o What can you do the same?
o What can you do differently?
Another way to discover what the one who went for you did to succeed is simply asking them. Yes, that's right, ask them. Contrary to general opinion, it does not mean that you look like you do not know what you are doing. The fact is to make you look humble and wise enough to ask good questions. You must ask to receive. You do not have to reinvest the bike or make it up as you go. And it's not only what lets you teach and wear well enough to ask, but it also honors the other person.
2. Learn Everything You Can About What You Are Doing
I really admire how my great-grandmother makes a big deal. When he is ready to spend money, John becomes an expert in the field. He reads and researches all he can, asks a lot of experts and winds to make the best decision more often than not.
Be an enthusiastic and persistent student of what you are doing. I have been in private training for almost 20 years and in this field somehow for 27 years. I still want to be better than I was yesterday, partly because when I'm proud enough to believe I've seen everything, God sends me something unique to keep me humble. The other reason is that the older I get and the longer I have this, the more I realize how much it is that I do not know or even have an idea about it. The seasoned professional, craftsman or craftswoman, is always studying.
3. Do It Your Own
One best way to succeed in what effort is to do it your own. Put your own stamp on it. Barbara Glanz is the author of a care package for the workplace and professional speaker specializing in encouraging employees. She calls it to put your personal signature on your work.

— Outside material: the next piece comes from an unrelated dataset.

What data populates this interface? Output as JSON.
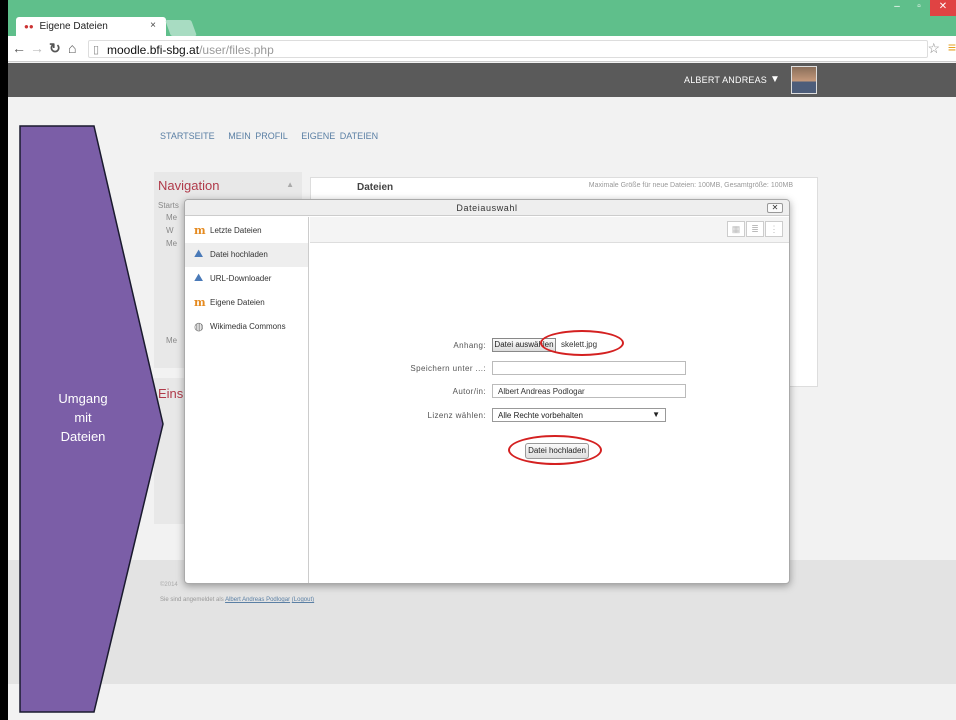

Barbara tells the story of a young man called Johnny with Down's syndrome. Johnny served as a bag boy in a grocery store and was an audience when Barbara spoke at a meeting about the importance of putting your personal signature on your work. Johnny heard and ran the idea; He started giving up his own thought for the day and slammed a small sheet and put in one of the grocery shopping carts that went through his line. It was not long before the line was where Johnny was ordering back regularly because people wanted their thoughts that day.
I first heard this story almost 10 years ago. I understand Barbara and Ken Blanchard of "One Minute Manager" fame soon come out with a new book called "The Simple Truths of Service – Inspired by Johnny the Bagger." You can check it on http://www.barbaraglanz.com .
If Johnny Bagger with Down's syndrome can do that, what in the world is stopping you and me?